**Directions for this task**
The job is to find each line in the entries holding the string "JSON" and copy that line.

Saved data entries:
-*-

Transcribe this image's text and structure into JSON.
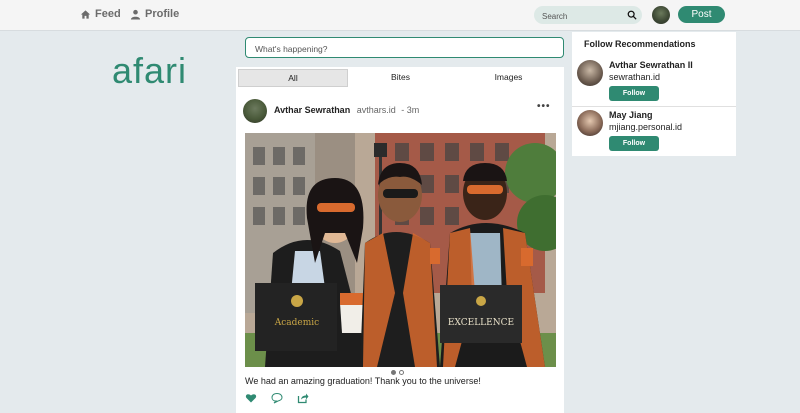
{
  "nav": {
    "feed_label": "Feed",
    "profile_label": "Profile",
    "search_placeholder": "Search",
    "post_button": "Post"
  },
  "logo_text": "afari",
  "compose": {
    "placeholder": "What's happening?"
  },
  "tabs": [
    {
      "label": "All",
      "active": true
    },
    {
      "label": "Bites",
      "active": false
    },
    {
      "label": "Images",
      "active": false
    }
  ],
  "post": {
    "author": "Avthar Sewrathan",
    "handle": "avthars.id",
    "time": "- 3m",
    "more_icon": "more-horizontal-icon",
    "caption": "We had an amazing graduation! Thank you to the universe!",
    "carousel": {
      "count": 2,
      "active": 1
    },
    "actions": [
      "heart-icon",
      "comment-icon",
      "share-icon"
    ]
  },
  "recommendations": {
    "title": "Follow Recommendations",
    "items": [
      {
        "name": "Avthar Sewrathan II",
        "handle": "sewrathan.id",
        "button": "Follow"
      },
      {
        "name": "May Jiang",
        "handle": "mjiang.personal.id",
        "button": "Follow"
      }
    ]
  },
  "colors": {
    "accent": "#2f8a72",
    "background": "#e4eaed",
    "topbar": "#f5f5f5"
  }
}
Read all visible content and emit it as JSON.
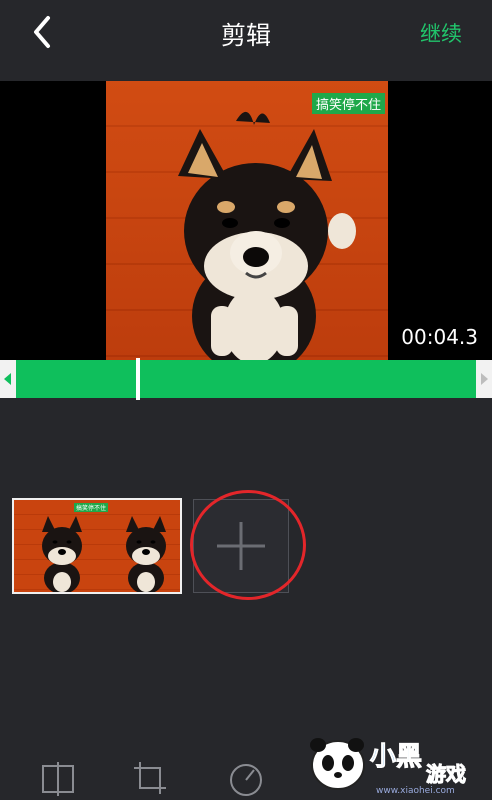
{
  "header": {
    "title": "剪辑",
    "continue_label": "继续"
  },
  "video": {
    "overlay_text": "搞笑停不住",
    "timecode": "00:04.3"
  },
  "timeline": {
    "clip_overlay_text": "搞笑停不住"
  },
  "toolbar": {
    "icons": [
      "split-icon",
      "crop-icon",
      "speed-icon"
    ]
  },
  "watermark": {
    "logo_text": "小黑游戏",
    "site_text": "www.xiaohei.com"
  },
  "colors": {
    "accent": "#21c46b",
    "trim_bar": "#0fbf5c",
    "highlight_circle": "#e3262a",
    "background": "#26272b"
  }
}
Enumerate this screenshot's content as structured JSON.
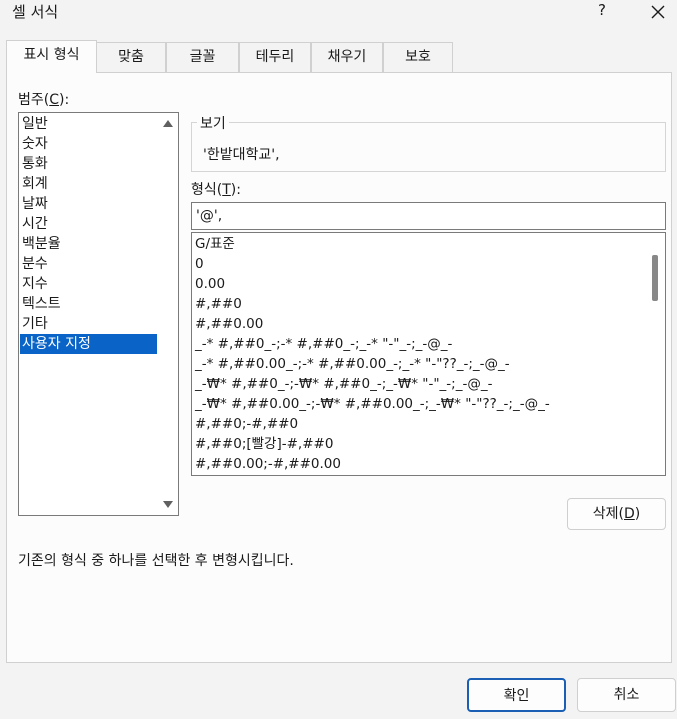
{
  "window": {
    "title": "셀 서식",
    "help_label": "?"
  },
  "tabs": [
    {
      "label": "표시 형식",
      "active": true
    },
    {
      "label": "맞춤",
      "active": false
    },
    {
      "label": "글꼴",
      "active": false
    },
    {
      "label": "테두리",
      "active": false
    },
    {
      "label": "채우기",
      "active": false
    },
    {
      "label": "보호",
      "active": false
    }
  ],
  "category": {
    "label": "범주(",
    "mnemonic": "C",
    "label_end": "):",
    "items": [
      "일반",
      "숫자",
      "통화",
      "회계",
      "날짜",
      "시간",
      "백분율",
      "분수",
      "지수",
      "텍스트",
      "기타",
      "사용자 지정"
    ],
    "selected_index": 11
  },
  "sample": {
    "legend": "보기",
    "value": "'한밭대학교',"
  },
  "format": {
    "label": "형식(",
    "mnemonic": "T",
    "label_end": "):",
    "value": "'@',",
    "items": [
      "G/표준",
      "0",
      "0.00",
      "#,##0",
      "#,##0.00",
      "_-* #,##0_-;-* #,##0_-;_-* \"-\"_-;_-@_-",
      "_-* #,##0.00_-;-* #,##0.00_-;_-* \"-\"??_-;_-@_-",
      "_-₩* #,##0_-;-₩* #,##0_-;_-₩* \"-\"_-;_-@_-",
      "_-₩* #,##0.00_-;-₩* #,##0.00_-;_-₩* \"-\"??_-;_-@_-",
      "#,##0;-#,##0",
      "#,##0;[빨강]-#,##0",
      "#,##0.00;-#,##0.00"
    ]
  },
  "buttons": {
    "delete_label": "삭제(",
    "delete_mnemonic": "D",
    "delete_end": ")",
    "ok_label": "확인",
    "cancel_label": "취소"
  },
  "description": "기존의 형식 중 하나를 선택한 후 변형시킵니다.",
  "colors": {
    "selection": "#0a64c8",
    "default_button_border": "#1a5fb4"
  }
}
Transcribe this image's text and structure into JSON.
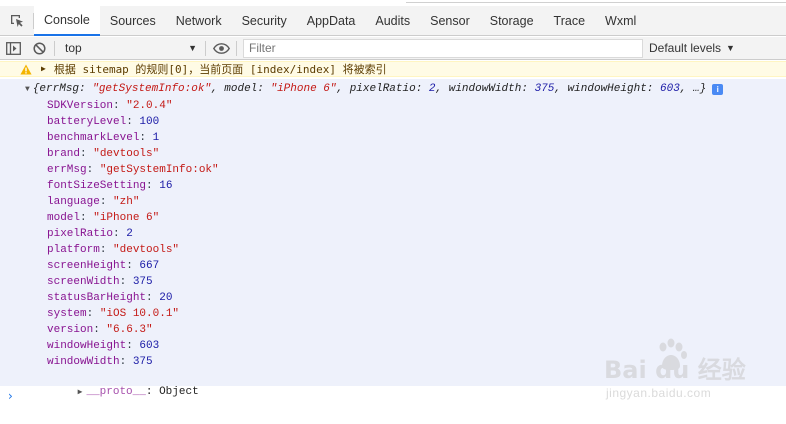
{
  "tabs": [
    {
      "label": "Console",
      "active": true
    },
    {
      "label": "Sources",
      "active": false
    },
    {
      "label": "Network",
      "active": false
    },
    {
      "label": "Security",
      "active": false
    },
    {
      "label": "AppData",
      "active": false
    },
    {
      "label": "Audits",
      "active": false
    },
    {
      "label": "Sensor",
      "active": false
    },
    {
      "label": "Storage",
      "active": false
    },
    {
      "label": "Trace",
      "active": false
    },
    {
      "label": "Wxml",
      "active": false
    }
  ],
  "toolbar": {
    "context": "top",
    "filter_placeholder": "Filter",
    "levels_label": "Default levels"
  },
  "console": {
    "warning_text": "根据 sitemap 的规则[0]，当前页面 [index/index] 将被索引",
    "summary": {
      "open": "{",
      "k1": "errMsg",
      "v1": "\"getSystemInfo:ok\"",
      "k2": "model",
      "v2": "\"iPhone 6\"",
      "k3": "pixelRatio",
      "v3": "2",
      "k4": "windowWidth",
      "v4": "375",
      "k5": "windowHeight",
      "v5": "603",
      "tail": ", …}"
    },
    "properties": [
      {
        "key": "SDKVersion",
        "value": "\"2.0.4\"",
        "type": "string"
      },
      {
        "key": "batteryLevel",
        "value": "100",
        "type": "number"
      },
      {
        "key": "benchmarkLevel",
        "value": "1",
        "type": "number"
      },
      {
        "key": "brand",
        "value": "\"devtools\"",
        "type": "string"
      },
      {
        "key": "errMsg",
        "value": "\"getSystemInfo:ok\"",
        "type": "string"
      },
      {
        "key": "fontSizeSetting",
        "value": "16",
        "type": "number"
      },
      {
        "key": "language",
        "value": "\"zh\"",
        "type": "string"
      },
      {
        "key": "model",
        "value": "\"iPhone 6\"",
        "type": "string"
      },
      {
        "key": "pixelRatio",
        "value": "2",
        "type": "number"
      },
      {
        "key": "platform",
        "value": "\"devtools\"",
        "type": "string"
      },
      {
        "key": "screenHeight",
        "value": "667",
        "type": "number"
      },
      {
        "key": "screenWidth",
        "value": "375",
        "type": "number"
      },
      {
        "key": "statusBarHeight",
        "value": "20",
        "type": "number"
      },
      {
        "key": "system",
        "value": "\"iOS 10.0.1\"",
        "type": "string"
      },
      {
        "key": "version",
        "value": "\"6.6.3\"",
        "type": "string"
      },
      {
        "key": "windowHeight",
        "value": "603",
        "type": "number"
      },
      {
        "key": "windowWidth",
        "value": "375",
        "type": "number"
      }
    ],
    "proto": {
      "key": "__proto__",
      "value": "Object"
    },
    "prompt": "›"
  },
  "watermark": {
    "logo": "Bai  du 经验",
    "url": "jingyan.baidu.com"
  },
  "icons": {
    "inspect": "inspect-element-icon",
    "sidebar": "sidebar-toggle-icon",
    "clear": "clear-console-icon",
    "eye": "live-expression-icon",
    "warning": "warning-icon",
    "info": "info-icon"
  },
  "colors": {
    "active_tab_underline": "#1a73e8",
    "warning_bg": "#fffbe5",
    "object_bg": "#eef1fb",
    "string_value": "#c41a16",
    "number_value": "#1a1aa6",
    "property_key": "#881391"
  }
}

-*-

**Exercise response**
Transcribe this image's text and structure into JSON.
Read all visible content and emit it as JSON.
Enumerate this screenshot's content as structured JSON.
Transcribe this image's text and structure into JSON.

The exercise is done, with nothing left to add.